The baritone saxophone is often thought of as the clunky, unwieldy member of the saxophone family. In the jazz band it holds down the bottom of the frequency range, serving as a go-between amid the horn section and the rhythm section. As a soloist’s instrument in small ensembles, its legacy has been pioneered and expanded by many, from Harry Carney to Gerry Mulligan to Hamiett Bluiett to Jason Marshall. Few, however, have sought to truly present the instrument out in front, baritone alone. The recent rise in popularity and acclaim for saxophonists such as Colin Stetson might be paving the way for an audience ready to hear the extended sonic possibilities of the hefty horn. For baritone saxophonist Jonah Parzen-Johnson, however, his goal is to let the music of his solo baritone project elicit familiar feelings among the audience.
Parzen-Johnson, who will headline a series of experimental solo sets at the Dunes on Thursday, is a native of Chicago. During his study at the AACM school, specifically the mentorship of Mwata Bowen and Matana Roberts, he was encouraged at an early stage in his development to work on playing solo. He was also encouraged to listen to and study some of the influential organization’s greats, such as Anthony Braxton and Roscoe Mitchell. Yet, in AACM fashion, Parzen-Johnson’s goal was never to be a copycat. He was influenced by his mentors to find his own voice through musical and self-exploration.

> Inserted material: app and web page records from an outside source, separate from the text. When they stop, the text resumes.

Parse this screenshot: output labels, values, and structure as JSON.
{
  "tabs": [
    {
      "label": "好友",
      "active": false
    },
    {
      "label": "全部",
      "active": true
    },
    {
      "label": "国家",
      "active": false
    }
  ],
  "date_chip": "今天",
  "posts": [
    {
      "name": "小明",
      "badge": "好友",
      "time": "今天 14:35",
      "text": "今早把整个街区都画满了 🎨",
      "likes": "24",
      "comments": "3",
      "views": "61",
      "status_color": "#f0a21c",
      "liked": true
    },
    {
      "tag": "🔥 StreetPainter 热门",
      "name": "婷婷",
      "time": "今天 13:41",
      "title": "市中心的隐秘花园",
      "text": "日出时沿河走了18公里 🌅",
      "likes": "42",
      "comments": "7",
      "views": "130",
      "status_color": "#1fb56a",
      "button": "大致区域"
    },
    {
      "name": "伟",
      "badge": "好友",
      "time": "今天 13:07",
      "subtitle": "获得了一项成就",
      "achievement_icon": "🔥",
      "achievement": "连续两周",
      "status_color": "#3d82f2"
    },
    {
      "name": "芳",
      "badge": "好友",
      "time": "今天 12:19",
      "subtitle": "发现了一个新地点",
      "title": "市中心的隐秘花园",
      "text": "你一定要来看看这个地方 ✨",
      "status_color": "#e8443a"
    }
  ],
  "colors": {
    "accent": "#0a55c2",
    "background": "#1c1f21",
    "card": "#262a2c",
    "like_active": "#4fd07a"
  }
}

Grappling with his own aesthetic approach, he set out to find a way to write tunes for solo baritone saxophone which conjure feelings of nostalgia and fondness while being balanced musically. He found his muse in the town of Michiana, a Lake Michigan beach town on the border of Indiana and Michigan. Though he never lived in Michiana, a great deal of his childhood was spent along its quaint shores. It is from this perspective that he has composed a set of songs which capture the feeling of being in a familiar place. This week, he released his debut album, entitled Michiana.
Getting there was a process, though. In finding his solo voice, things “started with Frank Sinatra,” he remarked. “I was trying to find a non-baritone saxophone influence…. I wanted to find low voices that sang high.” It was this concept that lead him to Old Bue Eyes, and then to folk legend Neil Young. Out of these influences he has been able to craft a set of tunes that reach deep into the soul, without alienating.
Solo music is not always the easiest to swallow from the audience’s standpoint. He performs in a number of other ensembles, and from his work with Afrobeat band Zongo Junction, especially, he is acquainted with the simple pleasures of danceable, immediately accessible music. But Jonah Parzen-Johnson feels that “people have the power to explore music, more so than they give themselves credit for.” His job as a solo artist, he feels, is to strive for musical balance. This gives the audience something to take away from the performance, something deeply memorable.
Jonah Parzen-Johnson performs at 8 p.m. on Thursday at the Dunes, along with guitarist Ross Edwards of the band Father Figures and local D.C. saxophone great Brian Settles. There osma $10 cover charge. More information is available here. (Note that although it is being held at the Dunes, this is not a CapitalBop-sponsored event, and it is not part of the D.C. Jazz Loft series.)